Every morning, I wake up next to him, his peaceful, oblivious face a stark contrast to the storm raging within me. I go about my day as usual, the same routines, the same rituals. But beneath it all, there’s a thrill, a sense of anticipation that wasn’t there before.

Jacob and I start meeting more frequently. At first, it’s innocent – coffee catch-ups, quick lunches during work breaks. But soon, we start seeking out more private places, places where we can talk freely without the prying eyes of friends or acquaintances.

Our conversations are deep and meaningful, filled with dreams, fears, and confessions. We talk about our pasts, our hopes for the future. We talk about our relationships – his past, my present – and how they’ve shaped us into the people we are today.

It’s during these conversations that I realize how much I’ve missed this – the intimacy, the connection. With my husband, conversations had turned into mundane discussions about bills, household chores, or what to have for dinner. The spark, the passion, had faded into a distant memory.
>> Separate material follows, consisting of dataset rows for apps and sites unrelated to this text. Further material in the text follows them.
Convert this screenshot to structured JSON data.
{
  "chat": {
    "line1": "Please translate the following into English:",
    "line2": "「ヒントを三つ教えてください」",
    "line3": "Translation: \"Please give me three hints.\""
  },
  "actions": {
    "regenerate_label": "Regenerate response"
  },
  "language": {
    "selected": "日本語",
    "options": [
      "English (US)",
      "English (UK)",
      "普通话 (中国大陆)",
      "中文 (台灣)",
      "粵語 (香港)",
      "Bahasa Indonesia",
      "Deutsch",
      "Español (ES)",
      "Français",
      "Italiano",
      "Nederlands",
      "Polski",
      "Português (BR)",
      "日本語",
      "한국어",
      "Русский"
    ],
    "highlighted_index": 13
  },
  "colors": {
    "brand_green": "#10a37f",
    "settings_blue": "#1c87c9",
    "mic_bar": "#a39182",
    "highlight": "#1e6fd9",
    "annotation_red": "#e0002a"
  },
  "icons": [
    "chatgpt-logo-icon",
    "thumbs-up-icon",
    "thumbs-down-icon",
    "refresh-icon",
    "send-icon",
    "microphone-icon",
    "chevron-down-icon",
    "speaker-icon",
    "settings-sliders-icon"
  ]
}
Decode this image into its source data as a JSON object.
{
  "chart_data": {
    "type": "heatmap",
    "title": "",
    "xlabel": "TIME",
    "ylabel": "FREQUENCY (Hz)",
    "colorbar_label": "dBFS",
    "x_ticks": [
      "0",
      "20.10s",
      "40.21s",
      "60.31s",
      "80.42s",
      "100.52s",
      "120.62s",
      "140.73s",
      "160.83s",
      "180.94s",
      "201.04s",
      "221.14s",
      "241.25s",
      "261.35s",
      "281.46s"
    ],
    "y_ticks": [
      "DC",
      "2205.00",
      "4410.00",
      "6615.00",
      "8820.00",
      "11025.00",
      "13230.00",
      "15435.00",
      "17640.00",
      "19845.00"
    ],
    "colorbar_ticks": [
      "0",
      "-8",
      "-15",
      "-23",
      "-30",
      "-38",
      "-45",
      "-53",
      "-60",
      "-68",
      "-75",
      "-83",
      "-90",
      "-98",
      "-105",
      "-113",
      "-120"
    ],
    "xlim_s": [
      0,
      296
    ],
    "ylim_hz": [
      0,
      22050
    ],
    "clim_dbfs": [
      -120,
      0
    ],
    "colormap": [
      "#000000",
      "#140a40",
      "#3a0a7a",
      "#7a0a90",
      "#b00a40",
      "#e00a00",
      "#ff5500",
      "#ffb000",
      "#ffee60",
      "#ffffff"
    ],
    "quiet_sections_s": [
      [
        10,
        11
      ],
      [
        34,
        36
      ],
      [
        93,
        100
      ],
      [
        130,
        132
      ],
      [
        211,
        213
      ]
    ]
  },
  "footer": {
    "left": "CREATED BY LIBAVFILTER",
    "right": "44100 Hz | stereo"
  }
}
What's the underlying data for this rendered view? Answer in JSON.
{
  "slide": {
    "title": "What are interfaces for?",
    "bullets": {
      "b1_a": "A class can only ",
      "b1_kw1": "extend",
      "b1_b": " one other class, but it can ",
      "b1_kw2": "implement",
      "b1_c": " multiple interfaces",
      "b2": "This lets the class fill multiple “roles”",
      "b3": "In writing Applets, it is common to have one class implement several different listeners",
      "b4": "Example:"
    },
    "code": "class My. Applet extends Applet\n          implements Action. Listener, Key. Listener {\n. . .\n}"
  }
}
With Jacob, though, it’s different. He listens, truly listens, to what I have to say. He challenges me, makes me think, makes me feel alive in a way that I haven’t in years.

One day, during one of our meetups, Jacob takes my hand. His eyes are serious, his grip firm. “I can’t do this anymore,” he says, his voice barely a whisper.

A cold sense of dread washes over me. “Do what?” I ask, although I already know the answer.

“This,” he says, gesturing between us. “I can’t keep pretending that this is just friendship. I can’t keep pretending that I don’t want more.”

I’m silent for a moment, my mind racing. This is the moment of truth, the turning point. There’s no going back from here. “What are you saying, Jacob?”

He looks at me, his eyes filled with a mix of hope and fear. “I’m saying that I want more, if you want it too.”

My breath catches in my throat. I’ve been expecting this, but hearing the words out loud makes it all too real. But as I look into his eyes, I know there’s only one answer I can give.

“Yes, Jacob,” I say, my voice steady. “I want more too.”

“Yes, Jacob,” I say, my voice steady. “I want more too.”

There’s a moment of silence, a tangible pause in the air before Jacob pulls me into his arms, his lips meeting mine in a kiss that’s filled with years of pent-up longing and desire. It’s a kiss that seals our fate, a kiss that sets us down a path from which there’s no return.

We spend the night in Jacob’s apartment, a place I’ve been to many times but now feels different. There’s an intimacy in the air that wasn’t there before, a sense of belonging that makes my heart ache with a mixture of guilt and relief.

We make love, our bodies moving together in a rhythm that feels both new and familiar. It’s passionate, intense, and for the first time in a long time, I feel truly seen, truly desired.

Afterwards, we lay in silence, our bodies entwined, the hum of the city outside a stark contrast to the quiet peace inside the apartment. Jacob’s fingers trace lazy patterns on my skin, and I can’t help but revel in the feeling of being here, with him.

Eventually, I know I have to make the call. I slip out of bed, pulling on one of Jacob’s shirts for some semblance of modesty. I find my phone on the coffee table, its screen lighting up with missed calls and messages. All from him.

I take a deep breath, pressing the call button. The phone rings twice before he picks up. “Honey, is everything okay? You’re not home yet.”

I force a smile into my voice. “Hey, I’m at Tori’s. She’s having a rough time with Mark, needed a friend.”

There’s a pause, then a sigh of relief. “Okay, just… take care of yourself, alright? I love you.”

“I will,” I reply, my voice barely a whisper. “I love you too.”

As I end the call, I find Jacob watching me, his eyes filled with understanding. There’s no judgement, no accusations. Just acceptance. And in that moment, I realize that this is it. This is the path I’ve chosen. A path towards betrayal, towards a future filled with lies and deceit.

And the most terrifying part? I don’t care anymore. I’m ready to take the plunge, ready to face the consequences. Because for the first time in a long time, I feel alive. And I’m not willing to give that up, not for anyone.